statement about personal style, not unlike the choice of clothing or items
selected to adorn a car or house.
"It's just a way for somebody to personalize something. People do it as a
fashion statement -- or to surprise people," said Mark Frieser, chief executive
officer of 123 Multimedia USA Inc., a major ring tone provider.
It's largely a statement by younger users, with marketing surveys showing that
cell customers between the ages of 13 and 25 are most likely to have downloaded
a ring tone.
"My grandmother's never going to buy a ring tone. My mother's never going to buy
a ring tone," said Julie Ask, a San Francisco-based analyst who follows the
business for the market research firm Jupiter Research. "I'm 37. Most of my
friends will never buy a ring tone. But if you've got a 16-year-old at home,
they've probably already got 16 of them."
The hottest ring tones typically mirror the current top hits, so the favorites
of the moment include Coldplay's Speed Of Sound, Ozzy Osbourne's Crazy Train,
Gwen Stefani's Hollaback Girl and Jessica Simpson's These Boots Are Made for
The obscure, rarely ordered but available ring tones include Iron Butterfly's
1968 rock hit, In-A-Gadda-Da-Vida.
As the delivery technology has advanced and cell phones have become better
designed to support it, the market has boomed within the past few years,
starting with Europe, Korea and Japan, where ring tones caught on earlier and
more broadly than in the United States.
Forbes.com reported in June that ring tones are a $4 billion worldwide market.
Jupiter Research, a market research firm, projects ring tone revenues of $417
million in the United States this year, rising to $724 million in 2009. That
compares with $3 million in 2001 and $60 million in 2003.
Ring tones comprise a piece of the rapidly growing "mobile content" market that
includes downloaded games, screen savers, news, sports, weather, video and movie
clips.
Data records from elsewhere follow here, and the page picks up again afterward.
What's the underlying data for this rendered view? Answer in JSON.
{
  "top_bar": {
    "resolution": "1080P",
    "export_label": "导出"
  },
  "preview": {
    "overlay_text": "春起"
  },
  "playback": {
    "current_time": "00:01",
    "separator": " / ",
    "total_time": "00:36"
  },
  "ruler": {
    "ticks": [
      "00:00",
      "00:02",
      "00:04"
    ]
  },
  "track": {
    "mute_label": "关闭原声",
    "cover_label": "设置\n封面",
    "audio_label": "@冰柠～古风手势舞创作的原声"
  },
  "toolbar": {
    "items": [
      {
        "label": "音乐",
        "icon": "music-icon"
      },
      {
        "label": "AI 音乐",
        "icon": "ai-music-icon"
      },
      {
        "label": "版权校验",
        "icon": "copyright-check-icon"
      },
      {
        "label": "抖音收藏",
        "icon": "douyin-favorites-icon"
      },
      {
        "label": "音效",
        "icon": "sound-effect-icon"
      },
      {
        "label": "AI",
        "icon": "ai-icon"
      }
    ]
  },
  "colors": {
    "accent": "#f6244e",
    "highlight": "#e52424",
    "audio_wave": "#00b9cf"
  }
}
Cell users can also choose ringback tones, songs which callers hear
instead of a ring when they call a cell phone.